=== Problem to work on ===
Would you print the records below without changing anything?

[Stored dataset items]
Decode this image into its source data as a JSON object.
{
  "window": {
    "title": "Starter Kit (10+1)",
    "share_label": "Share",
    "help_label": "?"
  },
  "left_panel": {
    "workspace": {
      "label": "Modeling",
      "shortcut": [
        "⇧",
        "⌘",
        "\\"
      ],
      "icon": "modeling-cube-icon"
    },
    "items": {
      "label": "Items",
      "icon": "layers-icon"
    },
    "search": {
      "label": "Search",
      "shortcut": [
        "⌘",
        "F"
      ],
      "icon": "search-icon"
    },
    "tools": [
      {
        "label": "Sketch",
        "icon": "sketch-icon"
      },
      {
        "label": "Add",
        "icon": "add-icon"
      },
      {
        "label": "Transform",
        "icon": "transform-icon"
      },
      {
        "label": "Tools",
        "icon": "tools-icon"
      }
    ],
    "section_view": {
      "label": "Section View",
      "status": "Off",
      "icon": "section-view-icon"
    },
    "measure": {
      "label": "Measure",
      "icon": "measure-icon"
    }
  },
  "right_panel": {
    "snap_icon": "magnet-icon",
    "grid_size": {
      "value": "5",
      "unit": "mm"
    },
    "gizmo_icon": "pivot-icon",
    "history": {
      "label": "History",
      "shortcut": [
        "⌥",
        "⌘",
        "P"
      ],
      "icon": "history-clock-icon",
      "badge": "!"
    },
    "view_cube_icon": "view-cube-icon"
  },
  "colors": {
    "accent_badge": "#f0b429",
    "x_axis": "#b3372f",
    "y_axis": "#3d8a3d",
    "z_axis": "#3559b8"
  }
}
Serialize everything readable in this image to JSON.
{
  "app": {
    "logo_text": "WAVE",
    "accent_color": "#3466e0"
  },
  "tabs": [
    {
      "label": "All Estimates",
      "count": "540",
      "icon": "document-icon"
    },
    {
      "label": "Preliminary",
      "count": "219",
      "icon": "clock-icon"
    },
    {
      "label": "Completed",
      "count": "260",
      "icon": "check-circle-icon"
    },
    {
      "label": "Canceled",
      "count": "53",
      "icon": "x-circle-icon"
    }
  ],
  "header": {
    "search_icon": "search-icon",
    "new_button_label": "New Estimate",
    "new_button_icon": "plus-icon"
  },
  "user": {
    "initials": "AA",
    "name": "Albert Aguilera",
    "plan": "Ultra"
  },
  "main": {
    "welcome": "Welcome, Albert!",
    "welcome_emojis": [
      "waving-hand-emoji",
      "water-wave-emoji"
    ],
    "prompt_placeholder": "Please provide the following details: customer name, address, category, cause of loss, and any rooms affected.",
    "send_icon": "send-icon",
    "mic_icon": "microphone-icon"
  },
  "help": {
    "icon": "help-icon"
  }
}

=== Written reply ===
Decode this image into its source data as a JSON object.
{
  "window": {
    "title": "Starter Kit (10+1)",
    "share_label": "Share",
    "help_label": "?"
  },
  "left_panel": {
    "workspace": {
      "label": "Modeling",
      "shortcut": [
        "⇧",
        "⌘",
        "\\"
      ],
      "icon": "modeling-cube-icon"
    },
    "items": {
      "label": "Items",
      "icon": "layers-icon"
    },
    "search": {
      "label": "Search",
      "shortcut": [
        "⌘",
        "F"
      ],
      "icon": "search-icon"
    },
    "tools": [
      {
        "label": "Sketch",
        "icon": "sketch-icon"
      },
      {
        "label": "Add",
        "icon": "add-icon"
      },
      {
        "label": "Transform",
        "icon": "transform-icon"
      },
      {
        "label": "Tools",
        "icon": "tools-icon"
      }
    ],
    "section_view": {
      "label": "Section View",
      "status": "Off",
      "icon": "section-view-icon"
    },
    "measure": {
      "label": "Measure",
      "icon": "measure-icon"
    }
  },
  "right_panel": {
    "snap_icon": "magnet-icon",
    "grid_size": {
      "value": "5",
      "unit": "mm"
    },
    "gizmo_icon": "pivot-icon",
    "history": {
      "label": "History",
      "shortcut": [
        "⌥",
        "⌘",
        "P"
      ],
      "icon": "history-clock-icon",
      "badge": "!"
    },
    "view_cube_icon": "view-cube-icon"
  },
  "colors": {
    "accent_badge": "#f0b429",
    "x_axis": "#b3372f",
    "y_axis": "#3d8a3d",
    "z_axis": "#3559b8"
  }
}
Serialize everything readable in this image to JSON.
{
  "app": {
    "logo_text": "WAVE",
    "accent_color": "#3466e0"
  },
  "tabs": [
    {
      "label": "All Estimates",
      "count": "540",
      "icon": "document-icon"
    },
    {
      "label": "Preliminary",
      "count": "219",
      "icon": "clock-icon"
    },
    {
      "label": "Completed",
      "count": "260",
      "icon": "check-circle-icon"
    },
    {
      "label": "Canceled",
      "count": "53",
      "icon": "x-circle-icon"
    }
  ],
  "header": {
    "search_icon": "search-icon",
    "new_button_label": "New Estimate",
    "new_button_icon": "plus-icon"
  },
  "user": {
    "initials": "AA",
    "name": "Albert Aguilera",
    "plan": "Ultra"
  },
  "main": {
    "welcome": "Welcome, Albert!",
    "welcome_emojis": [
      "waving-hand-emoji",
      "water-wave-emoji"
    ],
    "prompt_placeholder": "Please provide the following details: customer name, address, category, cause of loss, and any rooms affected.",
    "send_icon": "send-icon",
    "mic_icon": "microphone-icon"
  },
  "help": {
    "icon": "help-icon"
  }
}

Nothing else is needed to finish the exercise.